“Netflix should produce a documentary fully exploring the antisemitism that so tarnishes Dahl’s legacy. Failure to do so will not go unnoticed,” the statement read.
The video streaming giant said Wednesday that it acquired the Roald Dahl Story Co., which manages the rights to the author’s characters and stories. No financial terms were disclosed.
The deal paves the way for Netflix to bring all of the author’s back catalogue to screens.
The announcement of the deal came just a few months after the estate of Dahl issued a quiet apology for the “prejudiced” antisemitic positions the celebrated children’s author had regularly expressed, calling them “incomprehensible.”
“The Dahl family and the Roald Dahl Story Company deeply apologize for the lasting and understandable hurt caused by some of Roald Dahl’s statements,” read a brief statement on the official Roald Dahl website that was not publicized to news outlets or Jewish groups.
“Those prejudiced remarks are incomprehensible to us and stand in marked contrast to the man we knew and to the values at the heart of Roald Dahl’s stories, which have positively impacted young people for generations,” the statement said.
In a statement to the UK’s Sunday Times on Sunday, the Dahl family explained: “Apologizing for the words of a much-loved grandparent is a challenging thing to do, but made more difficult when the words are so hurtful to an entire community.
“We loved Roald, but we passionately disagree with his antisemitic comments,’ they added.
The debate over Dahl’s antisemitic legacy hit mainstream Hollywood in 2016 upon the release of the Steven Spielberg version of “The BFG.” At a Cannes Film Festival press conference, the Jewish director said he “wasn’t aware of any of Roald Dahl’s personal stories” before shooting the movie.
“I was focused on the story [Dahl] wrote,” said Spielberg, the creator of “Schindler’s List” and founder of the Shoah Foundation. “I had no idea of anything that was purportedly assigned to him, that he might have said,” Spielberg told journalists in Cannes.
(For an in-depth report, see Matt Lebovic’s 2016 “Was beloved children’s author Roald Dahl a raging bigot?”)
Several instances in which Dahl describes himself as antisemitic have been reported, including a 1990 interview in UK’s The Independent a few months prior to his death.
“I’m certainly anti-Israeli and I’ve become antisemitic in as much as that you get a Jewish person in another country like England strongly supporting Zionism.
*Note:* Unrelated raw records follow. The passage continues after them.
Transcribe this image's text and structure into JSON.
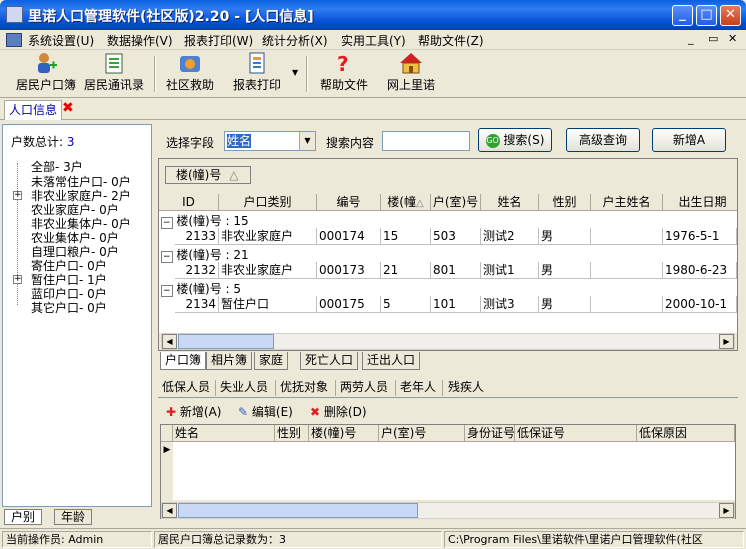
{
  "window": {
    "title": "里诺人口管理软件(社区版)2.20 - [人口信息]"
  },
  "menu": [
    "系统设置(U)",
    "数据操作(V)",
    "报表打印(W)",
    "统计分析(X)",
    "实用工具(Y)",
    "帮助文件(Z)"
  ],
  "toolbar": {
    "residents": "居民户口簿",
    "directory": "居民通讯录",
    "relief": "社区救助",
    "report": "报表打印",
    "help": "帮助文件",
    "online": "网上里诺"
  },
  "doc_tab": "人口信息",
  "left": {
    "total_label": "户数总计:",
    "total_value": "3",
    "tree": [
      "全部- 3户",
      "未落常住户口- 0户",
      "非农业家庭户- 2户",
      "农业家庭户- 0户",
      "非农业集体户- 0户",
      "农业集体户- 0户",
      "自理口粮户- 0户",
      "寄住户口- 0户",
      "暂住户口- 1户",
      "蓝印户口- 0户",
      "其它户口- 0户"
    ],
    "bottom_tabs": [
      "户别",
      "年龄"
    ]
  },
  "search": {
    "field_label": "选择字段",
    "field_value": "姓名",
    "content_label": "搜索内容",
    "content_value": "",
    "search_btn": "搜索(S)",
    "advanced_btn": "高级查询",
    "add_btn": "新增A"
  },
  "grid": {
    "group_chip": "楼(幢)号",
    "headers": [
      "ID",
      "户口类别",
      "编号",
      "楼(幢",
      "户(室)号",
      "姓名",
      "性别",
      "户主姓名",
      "出生日期"
    ],
    "groups": [
      {
        "label": "楼(幢)号 : 15",
        "row": [
          "2133",
          "非农业家庭户",
          "000174",
          "15",
          "503",
          "测试2",
          "男",
          "",
          "1976-5-1"
        ]
      },
      {
        "label": "楼(幢)号 : 21",
        "row": [
          "2132",
          "非农业家庭户",
          "000173",
          "21",
          "801",
          "测试1",
          "男",
          "",
          "1980-6-23"
        ]
      },
      {
        "label": "楼(幢)号 : 5",
        "row": [
          "2134",
          "暂住户口",
          "000175",
          "5",
          "101",
          "测试3",
          "男",
          "",
          "2000-10-1"
        ]
      }
    ]
  },
  "bottom_tabs": [
    "户口簿",
    "相片簿",
    "家庭",
    "死亡人口",
    "迁出人口"
  ],
  "sub_tabs": [
    "低保人员",
    "失业人员",
    "优抚对象",
    "两劳人员",
    "老年人",
    "残疾人"
  ],
  "sub_toolbar": {
    "add": "新增(A)",
    "edit": "编辑(E)",
    "delete": "删除(D)"
  },
  "sub_grid_headers": [
    "姓名",
    "性别",
    "楼(幢)号",
    "户(室)号",
    "身份证号",
    "低保证号",
    "低保原因"
  ],
  "status": {
    "operator": "当前操作员: Admin",
    "records": "居民户口簿总记录数为：3",
    "path": "C:\\Program Files\\里诺软件\\里诺户口管理软件(社区"
  },
  "colors": {
    "title_blue": "#0a5fe0",
    "accent": "#0000c0"
  }
}
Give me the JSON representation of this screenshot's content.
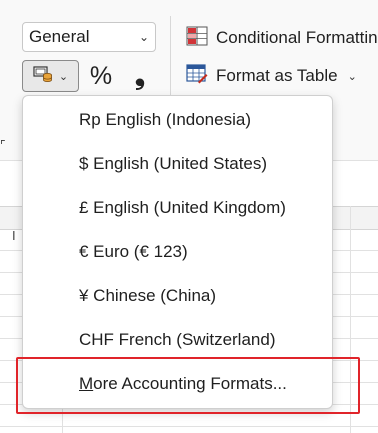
{
  "number_format": {
    "selected": "General",
    "chevron_icon": "chevron-down-icon"
  },
  "accounting_button": {
    "icon": "accounting-number-format-icon",
    "chevron_icon": "chevron-down-icon"
  },
  "percent_button": {
    "label": "%"
  },
  "comma_button": {
    "label": "❟"
  },
  "styles": {
    "conditional_formatting": "Conditional Formatting",
    "format_as_table": "Format as Table",
    "chevron_icon": "chevron-down-icon"
  },
  "sheet": {
    "header_mark": "I"
  },
  "menu": {
    "items": [
      {
        "label": "Rp English (Indonesia)"
      },
      {
        "label": "$ English (United States)"
      },
      {
        "label": "£ English (United Kingdom)"
      },
      {
        "label": "€ Euro (€ 123)"
      },
      {
        "label": "¥ Chinese (China)"
      },
      {
        "label": "CHF French (Switzerland)"
      }
    ],
    "more": {
      "underlined_letter": "M",
      "rest": "ore Accounting Formats..."
    }
  },
  "colors": {
    "highlight": "#e0242a",
    "accent_red": "#c42b1c",
    "accent_blue": "#2b579a"
  }
}
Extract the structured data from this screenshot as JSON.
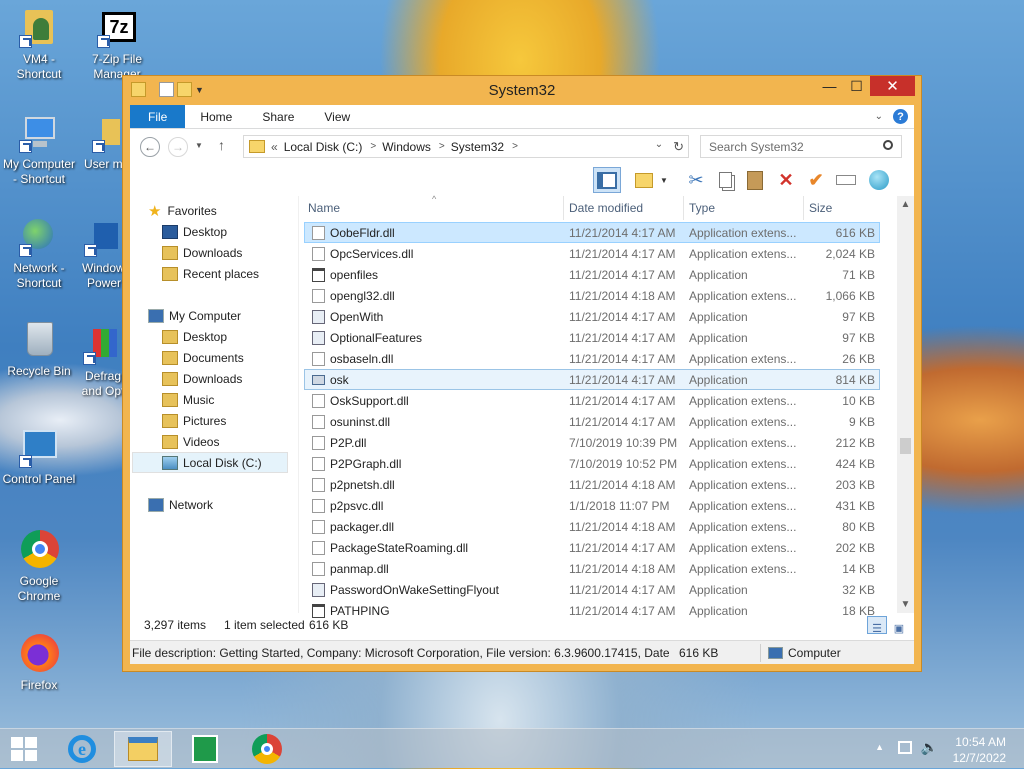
{
  "desktop": {
    "icons": [
      {
        "label": "VM4 -\nShortcut"
      },
      {
        "label": "7-Zip File\nManager"
      },
      {
        "label": "My Computer\n- Shortcut"
      },
      {
        "label": "User m"
      },
      {
        "label": "Network -\nShortcut"
      },
      {
        "label": "Windows\nPower"
      },
      {
        "label": "Recycle Bin"
      },
      {
        "label": "Defrag\nand Opt"
      },
      {
        "label": "Control Panel"
      },
      {
        "label": "Google\nChrome"
      },
      {
        "label": "Firefox"
      }
    ]
  },
  "window": {
    "title": "System32",
    "min_symbol": "—",
    "max_symbol": "☐",
    "close_symbol": "✕",
    "ribbon_tabs": [
      "File",
      "Home",
      "Share",
      "View"
    ],
    "address": {
      "chevron": "«",
      "crumbs": [
        "Local Disk (C:)",
        "Windows",
        "System32"
      ]
    },
    "search_placeholder": "Search System32",
    "favorites": {
      "header": "Favorites",
      "items": [
        "Desktop",
        "Downloads",
        "Recent places"
      ]
    },
    "computer": {
      "header": "My Computer",
      "items": [
        "Desktop",
        "Documents",
        "Downloads",
        "Music",
        "Pictures",
        "Videos",
        "Local Disk (C:)"
      ]
    },
    "network_label": "Network",
    "columns": {
      "name": "Name",
      "date": "Date modified",
      "type": "Type",
      "size": "Size"
    },
    "files": [
      {
        "name": "OobeFldr.dll",
        "date": "11/21/2014 4:17 AM",
        "type": "Application extens...",
        "size": "616 KB",
        "kind": "dll"
      },
      {
        "name": "OpcServices.dll",
        "date": "11/21/2014 4:17 AM",
        "type": "Application extens...",
        "size": "2,024 KB",
        "kind": "dll"
      },
      {
        "name": "openfiles",
        "date": "11/21/2014 4:17 AM",
        "type": "Application",
        "size": "71 KB",
        "kind": "exe"
      },
      {
        "name": "opengl32.dll",
        "date": "11/21/2014 4:18 AM",
        "type": "Application extens...",
        "size": "1,066 KB",
        "kind": "dll"
      },
      {
        "name": "OpenWith",
        "date": "11/21/2014 4:17 AM",
        "type": "Application",
        "size": "97 KB",
        "kind": "app"
      },
      {
        "name": "OptionalFeatures",
        "date": "11/21/2014 4:17 AM",
        "type": "Application",
        "size": "97 KB",
        "kind": "app"
      },
      {
        "name": "osbaseln.dll",
        "date": "11/21/2014 4:17 AM",
        "type": "Application extens...",
        "size": "26 KB",
        "kind": "dll"
      },
      {
        "name": "osk",
        "date": "11/21/2014 4:17 AM",
        "type": "Application",
        "size": "814 KB",
        "kind": "kbd"
      },
      {
        "name": "OskSupport.dll",
        "date": "11/21/2014 4:17 AM",
        "type": "Application extens...",
        "size": "10 KB",
        "kind": "dll"
      },
      {
        "name": "osuninst.dll",
        "date": "11/21/2014 4:17 AM",
        "type": "Application extens...",
        "size": "9 KB",
        "kind": "dll"
      },
      {
        "name": "P2P.dll",
        "date": "7/10/2019 10:39 PM",
        "type": "Application extens...",
        "size": "212 KB",
        "kind": "dll"
      },
      {
        "name": "P2PGraph.dll",
        "date": "7/10/2019 10:52 PM",
        "type": "Application extens...",
        "size": "424 KB",
        "kind": "dll"
      },
      {
        "name": "p2pnetsh.dll",
        "date": "11/21/2014 4:18 AM",
        "type": "Application extens...",
        "size": "203 KB",
        "kind": "dll"
      },
      {
        "name": "p2psvc.dll",
        "date": "1/1/2018 11:07 PM",
        "type": "Application extens...",
        "size": "431 KB",
        "kind": "dll"
      },
      {
        "name": "packager.dll",
        "date": "11/21/2014 4:18 AM",
        "type": "Application extens...",
        "size": "80 KB",
        "kind": "dll"
      },
      {
        "name": "PackageStateRoaming.dll",
        "date": "11/21/2014 4:17 AM",
        "type": "Application extens...",
        "size": "202 KB",
        "kind": "dll"
      },
      {
        "name": "panmap.dll",
        "date": "11/21/2014 4:18 AM",
        "type": "Application extens...",
        "size": "14 KB",
        "kind": "dll"
      },
      {
        "name": "PasswordOnWakeSettingFlyout",
        "date": "11/21/2014 4:17 AM",
        "type": "Application",
        "size": "32 KB",
        "kind": "app"
      },
      {
        "name": "PATHPING",
        "date": "11/21/2014 4:17 AM",
        "type": "Application",
        "size": "18 KB",
        "kind": "exe"
      }
    ],
    "status": {
      "count": "3,297 items",
      "selected": "1 item selected",
      "selected_size": "616 KB"
    },
    "description": {
      "text": "File description: Getting Started, Company: Microsoft Corporation, File version: 6.3.9600.17415, Date cre",
      "size": "616 KB",
      "location": "Computer"
    }
  },
  "taskbar": {
    "time": "10:54 AM",
    "date": "12/7/2022"
  },
  "colors": {
    "accent": "#1979ca",
    "window_frame": "#f2b54f",
    "close": "#c7302a",
    "selection": "#cce8ff"
  }
}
I think they should see both sides. It’s the same old thing: we all know about Jews and the rest of it,” he said.
He also made multiple comments that included anti-Jewish racism.
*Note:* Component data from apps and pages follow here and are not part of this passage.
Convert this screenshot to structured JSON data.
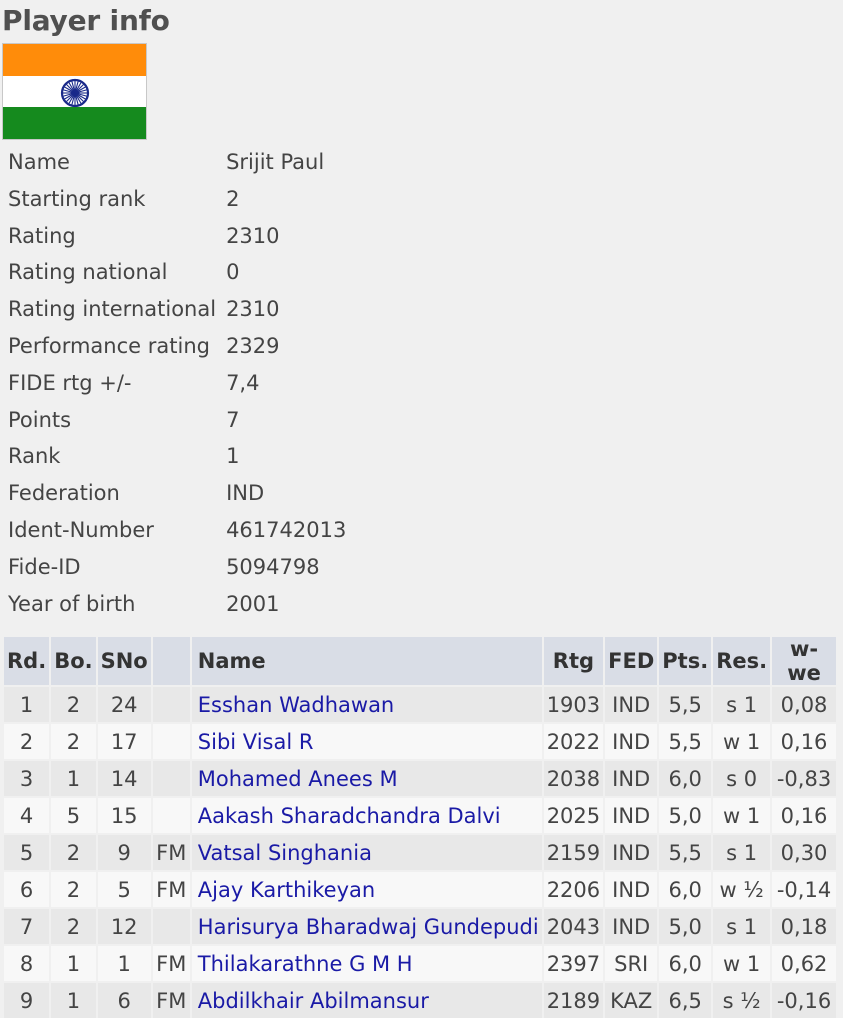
{
  "page": {
    "title": "Player info"
  },
  "flag": {
    "icon": "india-flag-icon",
    "colors": [
      "#ff8c0a",
      "#ffffff",
      "#158a1e"
    ],
    "chakra": "#1a2a8a"
  },
  "info": [
    {
      "label": "Name",
      "value": "Srijit Paul"
    },
    {
      "label": "Starting rank",
      "value": "2"
    },
    {
      "label": "Rating",
      "value": "2310"
    },
    {
      "label": "Rating national",
      "value": "0"
    },
    {
      "label": "Rating international",
      "value": "2310"
    },
    {
      "label": "Performance rating",
      "value": "2329"
    },
    {
      "label": "FIDE rtg +/-",
      "value": "7,4"
    },
    {
      "label": "Points",
      "value": "7"
    },
    {
      "label": "Rank",
      "value": "1"
    },
    {
      "label": "Federation",
      "value": "IND"
    },
    {
      "label": "Ident-Number",
      "value": "461742013"
    },
    {
      "label": "Fide-ID",
      "value": "5094798"
    },
    {
      "label": "Year of birth",
      "value": "2001"
    }
  ],
  "games": {
    "headers": {
      "rd": "Rd.",
      "bo": "Bo.",
      "sno": "SNo",
      "title": "",
      "name": "Name",
      "rtg": "Rtg",
      "fed": "FED",
      "pts": "Pts.",
      "res": "Res.",
      "wwe": "w-we"
    },
    "rows": [
      {
        "rd": "1",
        "bo": "2",
        "sno": "24",
        "title": "",
        "name": "Esshan Wadhawan",
        "rtg": "1903",
        "fed": "IND",
        "pts": "5,5",
        "res": "s 1",
        "wwe": "0,08"
      },
      {
        "rd": "2",
        "bo": "2",
        "sno": "17",
        "title": "",
        "name": "Sibi Visal R",
        "rtg": "2022",
        "fed": "IND",
        "pts": "5,5",
        "res": "w 1",
        "wwe": "0,16"
      },
      {
        "rd": "3",
        "bo": "1",
        "sno": "14",
        "title": "",
        "name": "Mohamed Anees M",
        "rtg": "2038",
        "fed": "IND",
        "pts": "6,0",
        "res": "s 0",
        "wwe": "-0,83"
      },
      {
        "rd": "4",
        "bo": "5",
        "sno": "15",
        "title": "",
        "name": "Aakash Sharadchandra Dalvi",
        "rtg": "2025",
        "fed": "IND",
        "pts": "5,0",
        "res": "w 1",
        "wwe": "0,16"
      },
      {
        "rd": "5",
        "bo": "2",
        "sno": "9",
        "title": "FM",
        "name": "Vatsal Singhania",
        "rtg": "2159",
        "fed": "IND",
        "pts": "5,5",
        "res": "s 1",
        "wwe": "0,30"
      },
      {
        "rd": "6",
        "bo": "2",
        "sno": "5",
        "title": "FM",
        "name": "Ajay Karthikeyan",
        "rtg": "2206",
        "fed": "IND",
        "pts": "6,0",
        "res": "w ½",
        "wwe": "-0,14"
      },
      {
        "rd": "7",
        "bo": "2",
        "sno": "12",
        "title": "",
        "name": "Harisurya Bharadwaj Gundepudi",
        "rtg": "2043",
        "fed": "IND",
        "pts": "5,0",
        "res": "s 1",
        "wwe": "0,18"
      },
      {
        "rd": "8",
        "bo": "1",
        "sno": "1",
        "title": "FM",
        "name": "Thilakarathne G M H",
        "rtg": "2397",
        "fed": "SRI",
        "pts": "6,0",
        "res": "w 1",
        "wwe": "0,62"
      },
      {
        "rd": "9",
        "bo": "1",
        "sno": "6",
        "title": "FM",
        "name": "Abdilkhair Abilmansur",
        "rtg": "2189",
        "fed": "KAZ",
        "pts": "6,5",
        "res": "s ½",
        "wwe": "-0,16"
      }
    ]
  }
}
“There aren’t any non-Jewish publishers anywhere, they control the media – jolly clever thing to do – that’s why the president of the United States has to sell all this stuff to Israel,” said Dahl in 1990 in response to the Lebanon War.
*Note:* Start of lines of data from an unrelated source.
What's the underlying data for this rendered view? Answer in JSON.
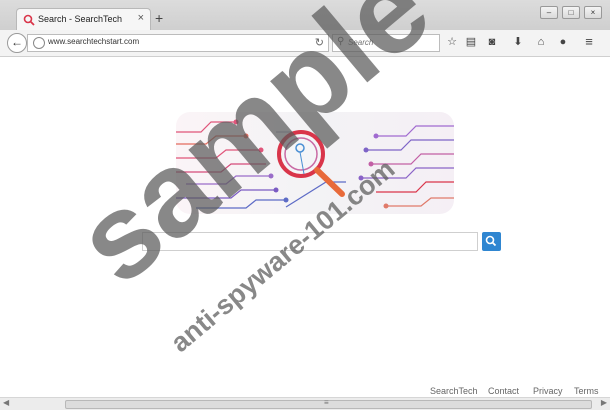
{
  "tab": {
    "title": "Search - SearchTech",
    "close_glyph": "×",
    "new_tab_glyph": "+"
  },
  "window_controls": {
    "minimize": "–",
    "maximize": "□",
    "close": "×"
  },
  "navbar": {
    "url": "www.searchtechstart.com",
    "search_placeholder": "Search"
  },
  "toolbar_icons": [
    "star-icon",
    "clipboard-icon",
    "pocket-icon",
    "download-icon",
    "home-icon",
    "chat-icon",
    "menu-icon"
  ],
  "page": {
    "search_placeholder": "",
    "search_icon": "search-icon"
  },
  "footer": {
    "links": [
      "SearchTech",
      "Contact",
      "Privacy",
      "Terms"
    ]
  },
  "watermark": {
    "main": "sample",
    "url": "anti-spyware-101.com"
  },
  "colors": {
    "accent": "#2f86d1",
    "logo_magnifier": "#d9354a",
    "circuit_purple": "#8a63c7"
  }
}
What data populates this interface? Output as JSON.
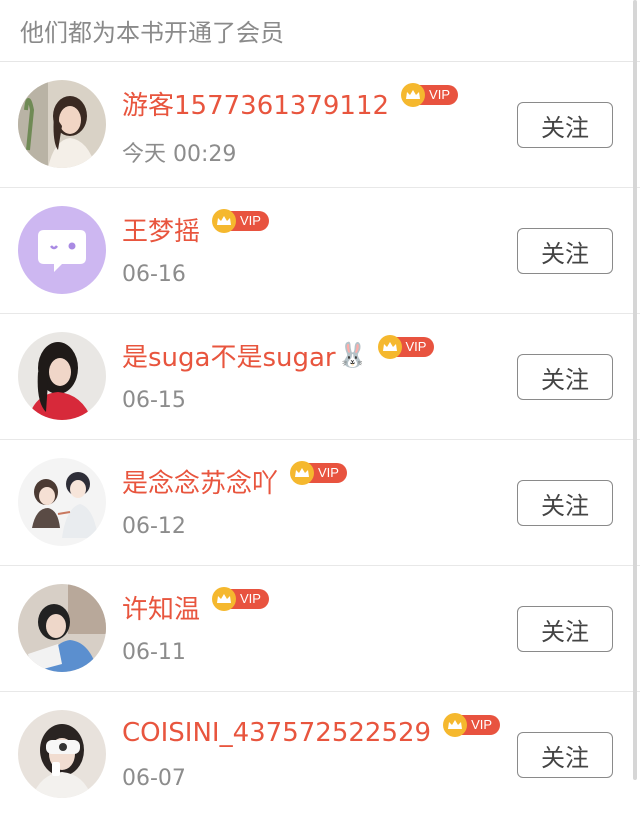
{
  "header": {
    "title": "他们都为本书开通了会员"
  },
  "vip_label": "VIP",
  "follow_label": "关注",
  "members": [
    {
      "name": "游客1577361379112",
      "emoji": "",
      "time": "今天 00:29",
      "avatar": "girl-photo-avatar"
    },
    {
      "name": "王梦摇",
      "emoji": "",
      "time": "06-16",
      "avatar": "default-chat-avatar"
    },
    {
      "name": "是suga不是sugar",
      "emoji": "🐰",
      "time": "06-15",
      "avatar": "girl-photo-avatar"
    },
    {
      "name": "是念念苏念吖",
      "emoji": "",
      "time": "06-12",
      "avatar": "anime-couple-avatar"
    },
    {
      "name": "许知温",
      "emoji": "",
      "time": "06-11",
      "avatar": "girl-photo-avatar"
    },
    {
      "name": "COISINI_437572522529",
      "emoji": "",
      "time": "06-07",
      "avatar": "girl-photo-avatar"
    }
  ],
  "colors": {
    "name": "#e8553e",
    "vip_tag": "#e8533f",
    "crown": "#f5b82e",
    "time": "#8c8c8c"
  }
}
In an interview with the New Statesman magazine in 1983, Dahl said: “There is a trait in the Jewish character that does provoke animosity… Even a stinker like Hitler didn’t just pick on them for no reason.”
Associated Press contributed to this report.